'lhe-methodiused in this invention todrive or rotate: thezbasket impeller assembly as --clescribed above;v is similar to? the-hydraulic coupling prim-- ciple; but differs in thedesign-of the included.-

parts; which purposefullyla-re designed: tflfallOW greatenslip'page between the" driver (pump im-- pellerr I25) andadriven (lower basket pump ims p'eller- I38) parts. This;greaterslippa'ge-is necessary in the: operation ofith'isrmachine, inasmuch as the pump: impeller- I 25: must rotate at high speed"(1:725 R1 PLM.) to exertthenece'ssary pressure I for. the-water circulation; while thelower:

basket pump impeller '-I 38-: needs" only to v rotate at comparatively low' speed in a'g-radual-ly accelerated 'motionz. The-design ofthe pum'p ini pell'er; a's show'n in Fiigsz 'l9y2o and: 2-1, isasuch:

that its blades I'40'Iare shapedxto draw water into" the centerfp'ortion ofithe saidcinrpeller I25; and:

curved'i a't the extremities 'of theblades I lflj so as be!" I39"- dica

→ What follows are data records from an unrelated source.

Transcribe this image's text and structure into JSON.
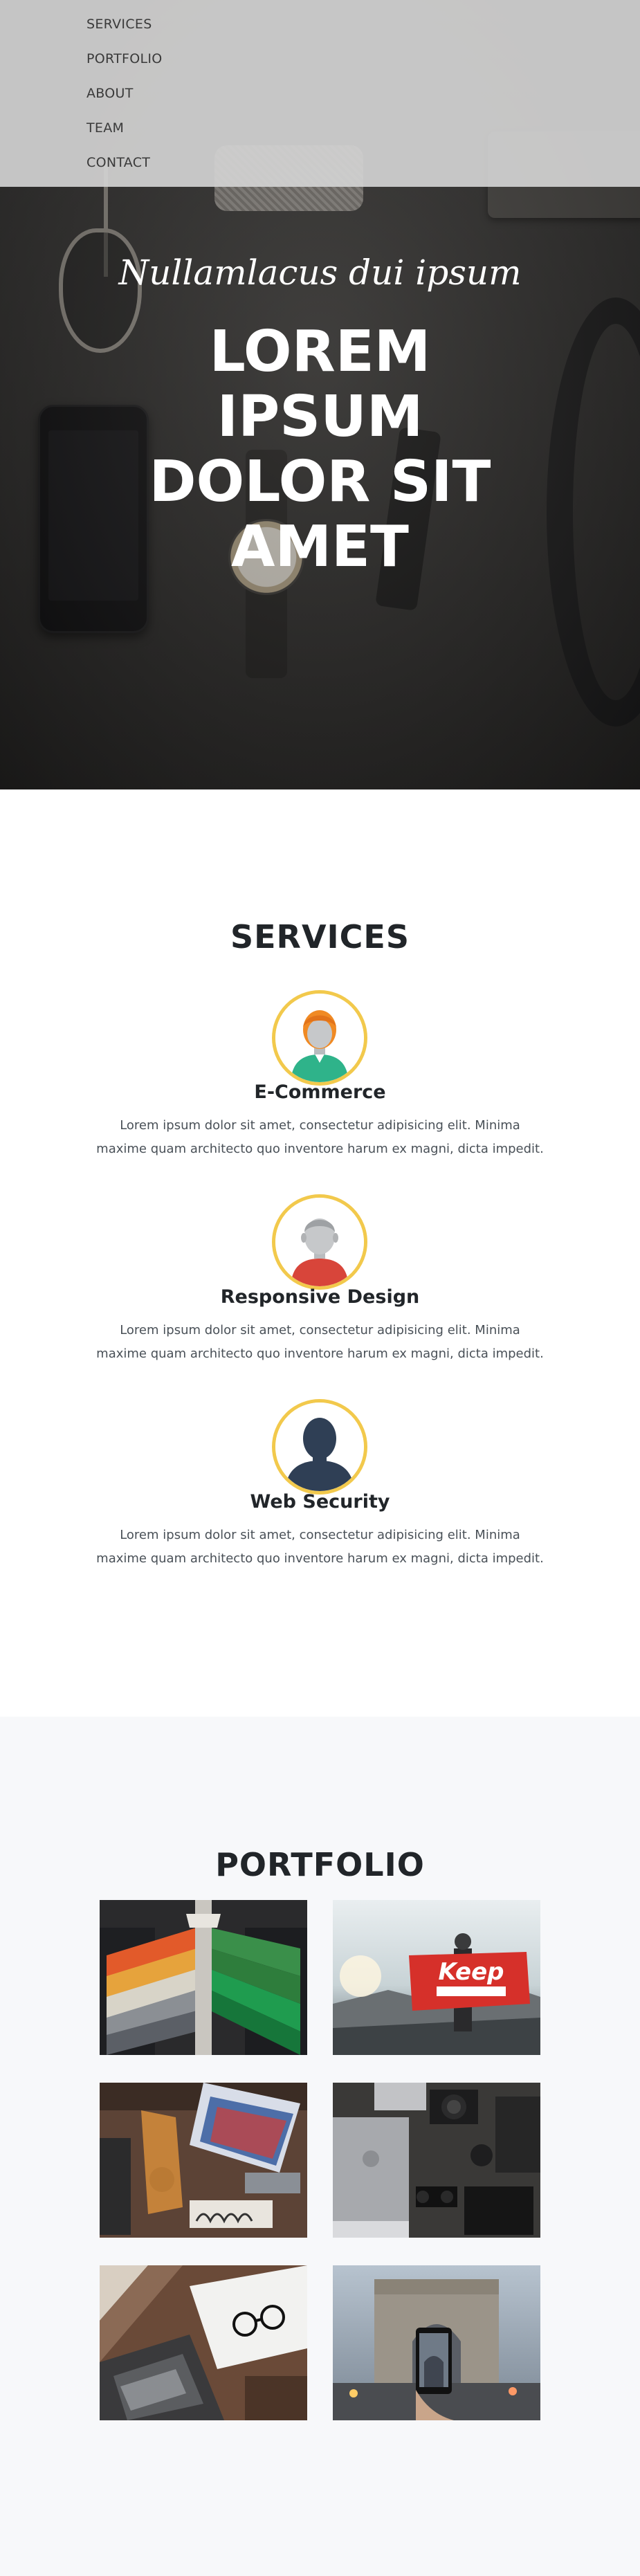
{
  "nav": {
    "items": [
      {
        "label": "SERVICES"
      },
      {
        "label": "PORTFOLIO"
      },
      {
        "label": "ABOUT"
      },
      {
        "label": "TEAM"
      },
      {
        "label": "CONTACT"
      }
    ]
  },
  "hero": {
    "subtitle": "Nullamlacus dui ipsum",
    "title_lines": [
      "LOREM",
      "IPSUM",
      "DOLOR SIT",
      "AMET"
    ]
  },
  "services": {
    "title": "SERVICES",
    "items": [
      {
        "name": "E-Commerce",
        "icon": "avatar-orange-hair-icon",
        "desc_1": "Lorem ipsum dolor sit amet, consectetur adipisicing elit. Minima",
        "desc_2": "maxime quam architecto quo inventore harum ex magni, dicta impedit."
      },
      {
        "name": "Responsive Design",
        "icon": "avatar-gray-hair-icon",
        "desc_1": "Lorem ipsum dolor sit amet, consectetur adipisicing elit. Minima",
        "desc_2": "maxime quam architecto quo inventore harum ex magni, dicta impedit."
      },
      {
        "name": "Web Security",
        "icon": "avatar-silhouette-icon",
        "desc_1": "Lorem ipsum dolor sit amet, consectetur adipisicing elit. Minima",
        "desc_2": "maxime quam architecto quo inventore harum ex magni, dicta impedit."
      }
    ],
    "accent_color": "#f2c94c"
  },
  "portfolio": {
    "title": "PORTFOLIO",
    "images": [
      {
        "name": "shirts-on-hangers-image"
      },
      {
        "name": "keep-exploring-flag-image"
      },
      {
        "name": "desk-flatlay-image"
      },
      {
        "name": "laptop-camera-flatlay-image"
      },
      {
        "name": "laptop-glasses-desk-image"
      },
      {
        "name": "arc-de-triomphe-phone-image"
      }
    ]
  }
}
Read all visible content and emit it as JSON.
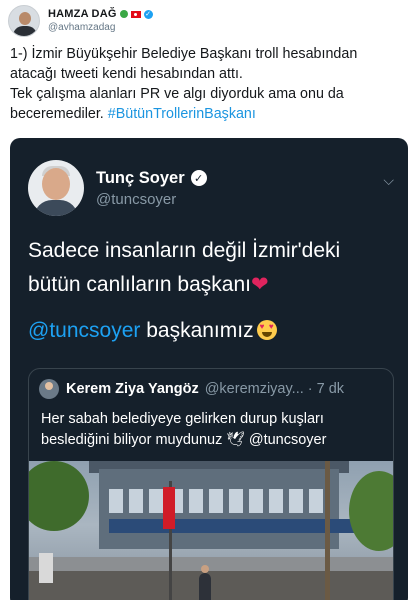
{
  "outer_tweet": {
    "display_name": "HAMZA DAĞ",
    "handle": "@avhamzadag",
    "icons": [
      "green-dot-icon",
      "turkey-flag-icon",
      "verified-badge-icon"
    ],
    "lines": [
      "1-) İzmir Büyükşehir Belediye Başkanı troll hesabından",
      "atacağı tweeti kendi hesabından attı.",
      "Tek çalışma alanları PR ve algı diyorduk ama onu da",
      "beceremediler."
    ],
    "hashtag": "#BütünTrollerinBaşkanı"
  },
  "embedded_tweet": {
    "display_name": "Tunç Soyer",
    "handle": "@tuncsoyer",
    "text_line1": "Sadece insanların değil İzmir'deki",
    "text_line2": "bütün canlıların başkanı",
    "heart": "❤",
    "mention": "@tuncsoyer",
    "after_mention": " başkanımız",
    "colors": {
      "background": "#15202b",
      "link": "#1da1f2",
      "secondary_text": "#8899a6"
    }
  },
  "quoted_tweet": {
    "display_name": "Kerem Ziya Yangöz",
    "handle": "@keremziyay...",
    "time": "· 7 dk",
    "line1": "Her sabah belediyeye gelirken durup kuşları",
    "line2_prefix": "beslediğini biliyor muydunuz",
    "dove": "🕊",
    "line2_mention": "@tuncsoyer"
  }
}
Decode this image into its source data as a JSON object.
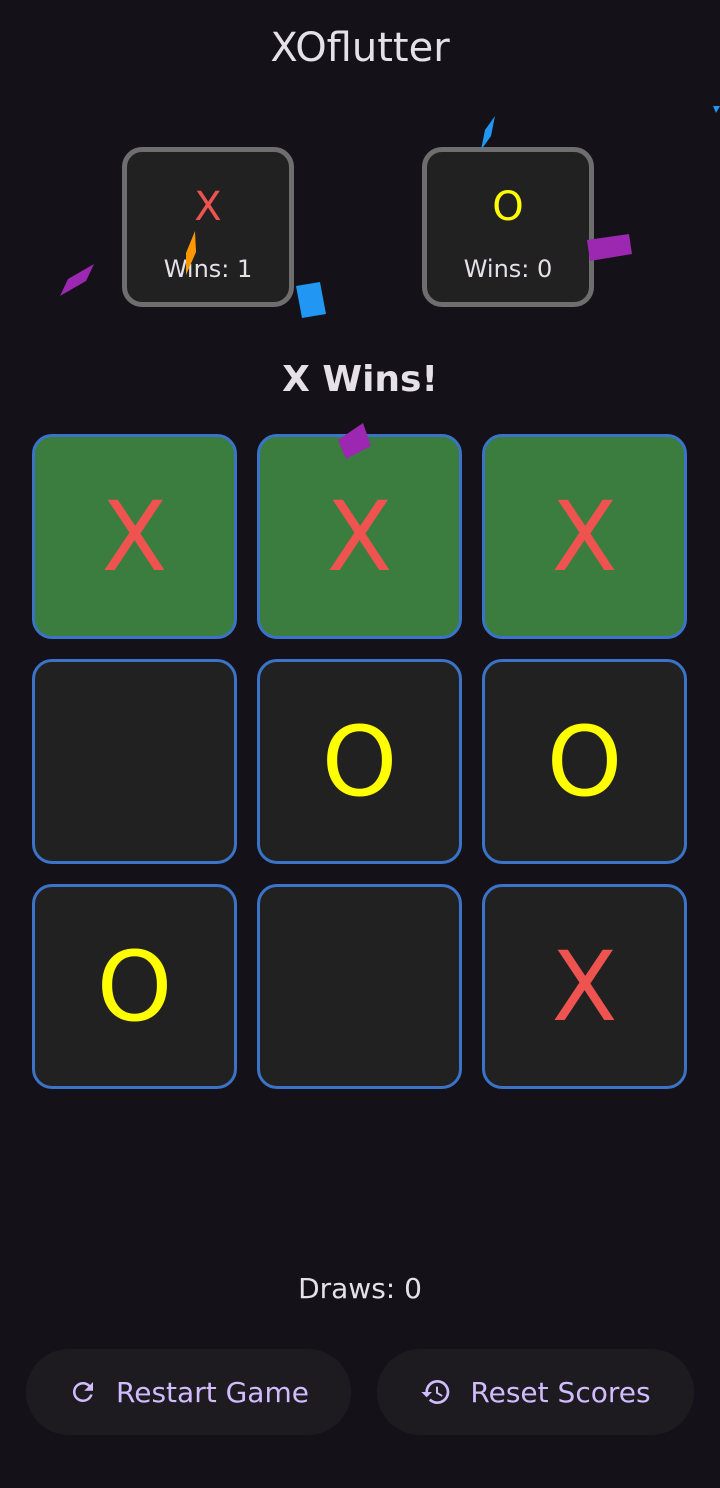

Patent Citations
Cited PatentFiling datePublication dateApplicantTitle
US1633803 *Aug 1, 1925Jun 28, 1927Ballin Frederick ADishwashing machine
US1687458 *Jun 15, 1927Oct 9, 1928Lancelot William HDish washer and drier
US1941660 *Sep 9, 1931Jan 2, 1934Fitagerald Collins CarteretDish and like washing machine
US1979504 *Oct 16, 1931Nov 6, 1934Standard Sanitary Mfg CoNozzle
US2142928 *Jun 19, 1936Jan 3, 1939Edison General Elec ApplianceWashing apparatus
US2151354 *Oct 7, 1935Mar 21, 1939Robot Hand CorpWashing and drying apparatus
US2155254 *Apr 24, 1934Apr 18, 1939Edison General Elec ApplianceWashing apparatus
US2155273 *Oct 5, 1937Apr 18, 1939Gen ElectricWashing apparatus
US2195615 *Apr 5, 1937Apr 2, 1940Bendix Home Appliances IncCleaning machine
US2197178 *Mar 29, 1937Apr 16, 1940Joseph Gates GilbertDrying apparatus
US2278268 *Dec 16, 1940Mar 31, 1942Edison General Elec ApplianceWashing apparatus
US2543993 *May 3, 1945Mar 6, 1951Mullins Mfg CorpDishwashing machine
Referenced by
Citing PatentFiling datePublication dateApplicantTitle
US2702042 *Jan 23, 1948Feb 15, 1955Smith Sigmund JArticle cleaning and drying machine
US3060946 *Feb 24, 1959Oct 30, 1962Electrolux AbDishwashing machine
US3064662 *Jun 7, 1961Nov 20, 1962Waste King CorpDishwasher with controls in door
US3126900 *May 28, 1962Mar 31, 1964Design and Manufacturing CorporationSpray-tube dishwasher
US7475698Apr 22, 2005Jan 13, 2009Steelkor, L.L.C.Kitchenware washers and methods of manufacturing the same
US7527062Apr 22, 2005May 5, 2009Steelkor, L.L.C.Kitchenware washers and methods of manufacturing the same
US7578305Jul 28, 2005Aug 25, 2009Steelkor, L.L.C.Kitchenware washers and related methods
US7763119 *Apr 22, 2005Jul 27, 2010Steelkor, L.L.C.Kitchenware washers and methods of manufacturing the same
EP2468169A1 *Dec 21, 2010Jun 27, 2012Electrolux Home Products Corporation N.V.Table top dishwasher
WO2012084998A1 *Dec 20, 2011Jun 28, 2012Electrolux Home Products Corporation N.V.Table top dishwasher
U.S. Classification134/58.00R, 134/188, 134/58.0DL, 134/95.2, 134/107, 134/186, 134/141, 134/98.1, 134/154, 134/113, 134/191
International ClassificationA47L15/30, A47L15/42
Cooperative ClassificationA47L15/30, A47L15/0089, A47L15/4259
European ClassificationA47L15/42J6A, A47L15/00J, A47L15/30